“No one can now take this right away from us,” she said as she waited in line to vote in Cairo’s Zeitoun district.
There are 13 candidates in the race, including Islamists, liberals and former regime figures. No one is expected to win more than 50 percent of the vote in the first round Wednesday and Thursday, setting the stage for a run-off June 16-17 between the top two finishers. A winner will be announced June 21.
The generals who took control after Mubarak was ousted have promised to hand over power by July 1, repeatedly assuring critics that they have no wish to remain in charge. There are fears, however, that they could retain significant powers on matters of national security and key foreign policies.
The landmark election, considered the freest and fairest in Egypt’s history, is wide open. The reliability of polls is uncertain, and of the 13 candidates have bounced around the top spots, although none of them has emerged as a clear front-runner.
The two leading secular contenders are both veterans of Mubarak’s regime – former prime minister Ahmed Shafiq and former foreign minister Amr Moussa. The main Islamist candidates are Mohammed Morsi of the powerful and well-organized Muslim Brotherhood, and Abdel-Moneim Abolfotoh, a moderate Islamist whose inclusive platform has won him the support of some liberals, leftists and minority Christians.
Some voters are backing the Mubarak-era veterans, believing they can bring stability after months of rising crime, a crumbling economy and deadly street clashes under military rule. Others were horrified by the thought, believing the “feloul” – or “remnants” of the regime – will keep Egypt locked in dictatorship and thwart democracy.
Islamists have jumped into the political fray, seizing the chance to lead a country where they were repressed for decades. Led by the Muslim Brotherhood, Islamists dominated parliamentary elections, winning nearly three-quarters of the seats. But the Islamists’ popularity has since waned as many Egyptians fear they seek to monopolize power and impose a theocracy.
An alternative to both the Islamists and the Mubarak-era candidates in the figure of leftist candidate Hamdeen Sabahi, who has claimed the mantle of Egypt’s late president, the populist Gamal Abdel-Nasser.
An Islamist victory, particularly by Morsi, will likely mean a greater emphasis on religion in government. Morsi’s Muslim Brotherhood, which already dominates parliament, says it won’t mimic Saudi Arabia and force women to wear veils or implement harsh punishments like amputations. But it says it does want to implement a more moderate version of Islamic law, which liberals fear will mean limitations on many rights.

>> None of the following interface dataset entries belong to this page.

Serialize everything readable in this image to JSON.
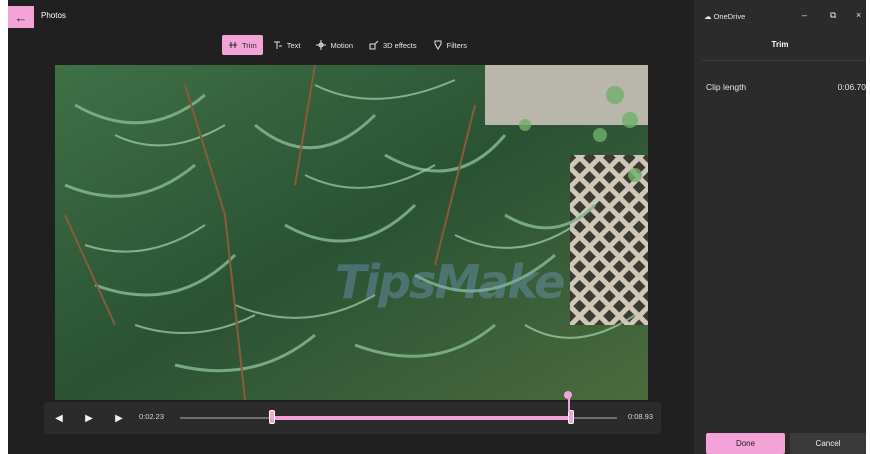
{
  "app": {
    "title": "Photos",
    "back_icon": "arrow-left-icon"
  },
  "toolbar": {
    "items": [
      {
        "label": "Trim",
        "icon": "trim-icon",
        "active": true
      },
      {
        "label": "Text",
        "icon": "text-icon",
        "active": false
      },
      {
        "label": "Motion",
        "icon": "motion-icon",
        "active": false
      },
      {
        "label": "3D effects",
        "icon": "3d-effects-icon",
        "active": false
      },
      {
        "label": "Filters",
        "icon": "filters-icon",
        "active": false
      }
    ]
  },
  "preview": {
    "watermark": "TipsMake"
  },
  "playback": {
    "current_time": "0:02.23",
    "end_time": "0:08.93",
    "buttons": [
      "previous-frame-icon",
      "play-icon",
      "next-frame-icon"
    ]
  },
  "window": {
    "onedrive_label": "OneDrive",
    "minimize": "–",
    "restore": "⧉",
    "close": "×"
  },
  "panel": {
    "title": "Trim",
    "clip_length_label": "Clip length",
    "clip_length_value": "0:06.70",
    "done_label": "Done",
    "cancel_label": "Cancel"
  },
  "colors": {
    "accent": "#f4a3d8",
    "background": "#202020",
    "panel": "#2b2b2b"
  }
}
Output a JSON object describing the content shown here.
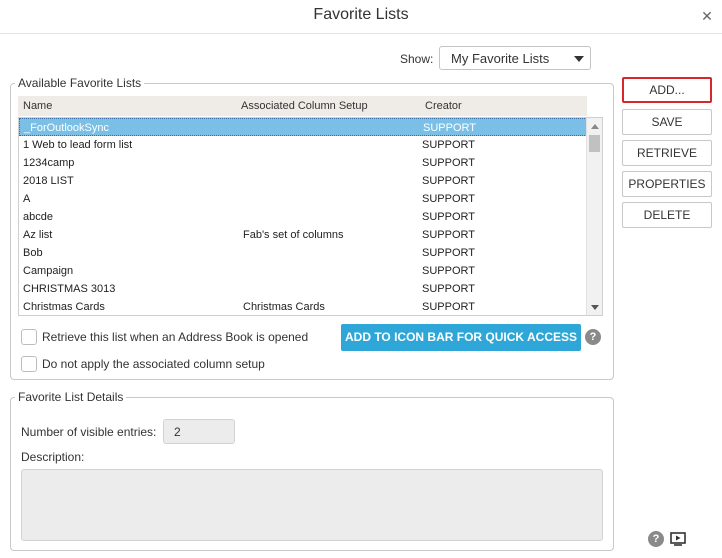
{
  "dialog": {
    "title": "Favorite Lists"
  },
  "show": {
    "label": "Show:",
    "selected": "My Favorite Lists"
  },
  "available": {
    "legend": "Available Favorite Lists",
    "columns": [
      "Name",
      "Associated Column Setup",
      "Creator"
    ],
    "rows": [
      {
        "name": "_ForOutlookSync",
        "setup": "",
        "creator": "SUPPORT",
        "selected": true
      },
      {
        "name": "1 Web to lead form list",
        "setup": "",
        "creator": "SUPPORT"
      },
      {
        "name": "1234camp",
        "setup": "",
        "creator": "SUPPORT"
      },
      {
        "name": "2018 LIST",
        "setup": "",
        "creator": "SUPPORT"
      },
      {
        "name": "A",
        "setup": "",
        "creator": "SUPPORT"
      },
      {
        "name": "abcde",
        "setup": "",
        "creator": "SUPPORT"
      },
      {
        "name": "Az list",
        "setup": "Fab's set of columns",
        "creator": "SUPPORT"
      },
      {
        "name": "Bob",
        "setup": "",
        "creator": "SUPPORT"
      },
      {
        "name": "Campaign",
        "setup": "",
        "creator": "SUPPORT"
      },
      {
        "name": "CHRISTMAS 3013",
        "setup": "",
        "creator": "SUPPORT"
      },
      {
        "name": "Christmas Cards",
        "setup": "Christmas Cards",
        "creator": "SUPPORT"
      }
    ],
    "retrieve_checkbox_label": "Retrieve this list when an Address Book is opened",
    "no_column_checkbox_label": "Do not apply the associated column setup",
    "quick_access_label": "ADD TO ICON BAR FOR QUICK ACCESS"
  },
  "actions": {
    "add": "ADD...",
    "save": "SAVE",
    "retrieve": "RETRIEVE",
    "properties": "PROPERTIES",
    "delete": "DELETE"
  },
  "details": {
    "legend": "Favorite List Details",
    "entries_label": "Number of visible entries:",
    "entries_value": "2",
    "description_label": "Description:",
    "description_value": ""
  },
  "colors": {
    "accent": "#2ea7d8",
    "selection": "#7ac0e6",
    "highlight_border": "#d9262c"
  },
  "icons": [
    "close-icon",
    "chevron-down-icon",
    "help-icon",
    "video-tutorial-icon"
  ]
}
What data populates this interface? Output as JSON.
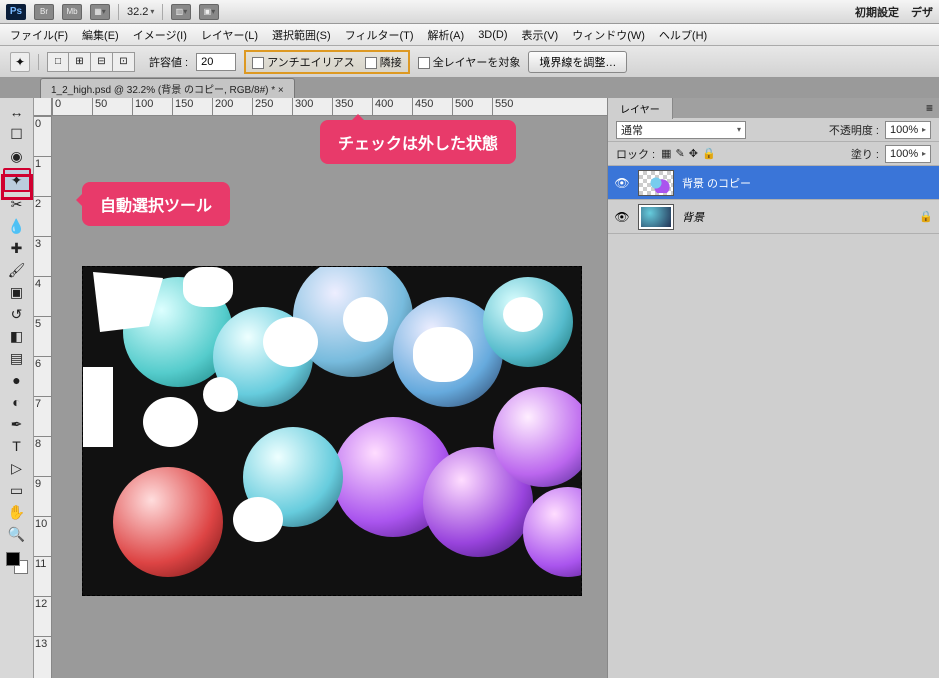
{
  "appbar": {
    "logo": "Ps",
    "br_btn": "Br",
    "mb_btn": "Mb",
    "zoom": "32.2",
    "right_initial": "初期設定",
    "right_design": "デザ"
  },
  "menu": {
    "file": "ファイル(F)",
    "edit": "編集(E)",
    "image": "イメージ(I)",
    "layer": "レイヤー(L)",
    "select": "選択範囲(S)",
    "filter": "フィルター(T)",
    "analysis": "解析(A)",
    "threeD": "3D(D)",
    "view": "表示(V)",
    "window": "ウィンドウ(W)",
    "help": "ヘルプ(H)"
  },
  "options": {
    "tolerance_label": "許容値 :",
    "tolerance_value": "20",
    "antialias": "アンチエイリアス",
    "contiguous": "隣接",
    "all_layers": "全レイヤーを対象",
    "refine": "境界線を調整…"
  },
  "doctab": "1_2_high.psd @ 32.2% (背景 のコピー, RGB/8#) * ×",
  "ruler_h": [
    "0",
    "50",
    "100",
    "150",
    "200",
    "250",
    "300",
    "350",
    "400",
    "450",
    "500",
    "550"
  ],
  "ruler_v": [
    "0",
    "1",
    "2",
    "3",
    "4",
    "5",
    "6",
    "7",
    "8",
    "9",
    "10",
    "11",
    "12",
    "13"
  ],
  "panels": {
    "tab_layers": "レイヤー",
    "blend_mode": "通常",
    "opacity_label": "不透明度 :",
    "opacity_value": "100%",
    "lock_label": "ロック :",
    "fill_label": "塗り :",
    "fill_value": "100%",
    "layer1_name": "背景 のコピー",
    "layer2_name": "背景"
  },
  "callouts": {
    "unchecked": "チェックは外した状態",
    "magicwand": "自動選択ツール"
  },
  "icons": {
    "move": "↔",
    "marquee": "☐",
    "lasso": "◉",
    "wand": "✦",
    "crop": "✂",
    "eyedrop": "💧",
    "heal": "✚",
    "brush": "🖌",
    "stamp": "▣",
    "history": "↺",
    "eraser": "◧",
    "grad": "▤",
    "blur": "●",
    "dodge": "◐",
    "pen": "✒",
    "type": "T",
    "path": "▷",
    "rect": "▭",
    "hand": "✋",
    "zoomt": "🔍"
  }
}
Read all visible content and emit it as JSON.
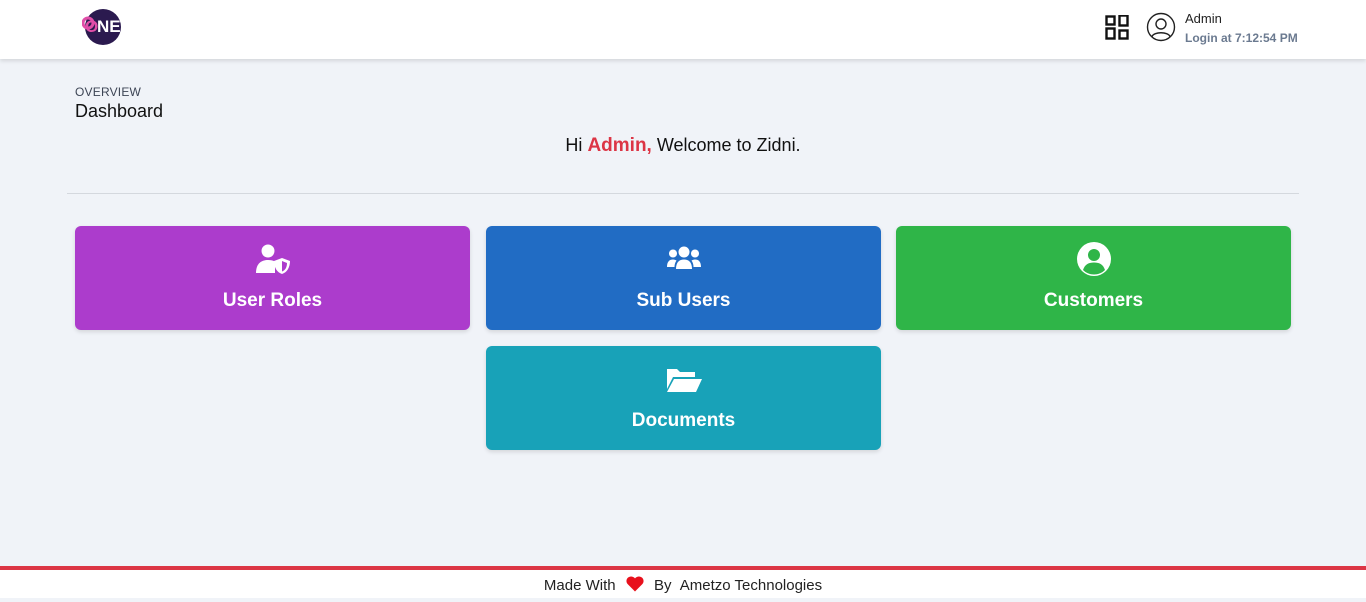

As was the case in the weeks leading up to the election and on the vote’s opening day, the debate among the voters continued Thursday up till the last minute outside polling centers, something that points to the closeness of the race and the enthusiasm among Egyptians voting freely for their leader for the first time.
“I like the personality of Shafiq. He is strong enough to lift the country,” said Suheir Abdel-Moamen, one of several women standing in line waiting to vote in the middle class Cairo district of el-Zawiya al-Hamra.
Somaiya Imam, still undecided on who to vote for, replied with a reference to Islamist candidates, saying: “Don’t you think we should vote for the candidate who holds the Quran?”
“We voted for them before and they let us down. They want everything – the presidency, parliament and government. They are never satisfied,” Abdel-Moneim responded.
A woman standing behind the two chipped in: “But he (Shafiq) is a Mubarak’s associate.”
Shafiq, a former air force chief and Mubarak’s last prime minister until he too was forced out by protests, has been openly disparaging of the pro-democracy youth groups who led the uprising. Critics accuse him of being too cozy with the generals who took over from Mubarak, and question a reputation that is tainted by human rights abuses and authoritarian tendencies.
But with his strongman image, he has appealed to Egyptians who crave stability and fear Islamists.
Shafiq was met by several dozen protesters screaming “down with the feloul” as he arrived to vote in an upscale neighborhood east of Cairo on Wednesday afternoon. Some protesters showed their contempt by holding up their shoes in his direction. On his way out, some mobbed him, swinging their shoes at him as his security hustled him into his car.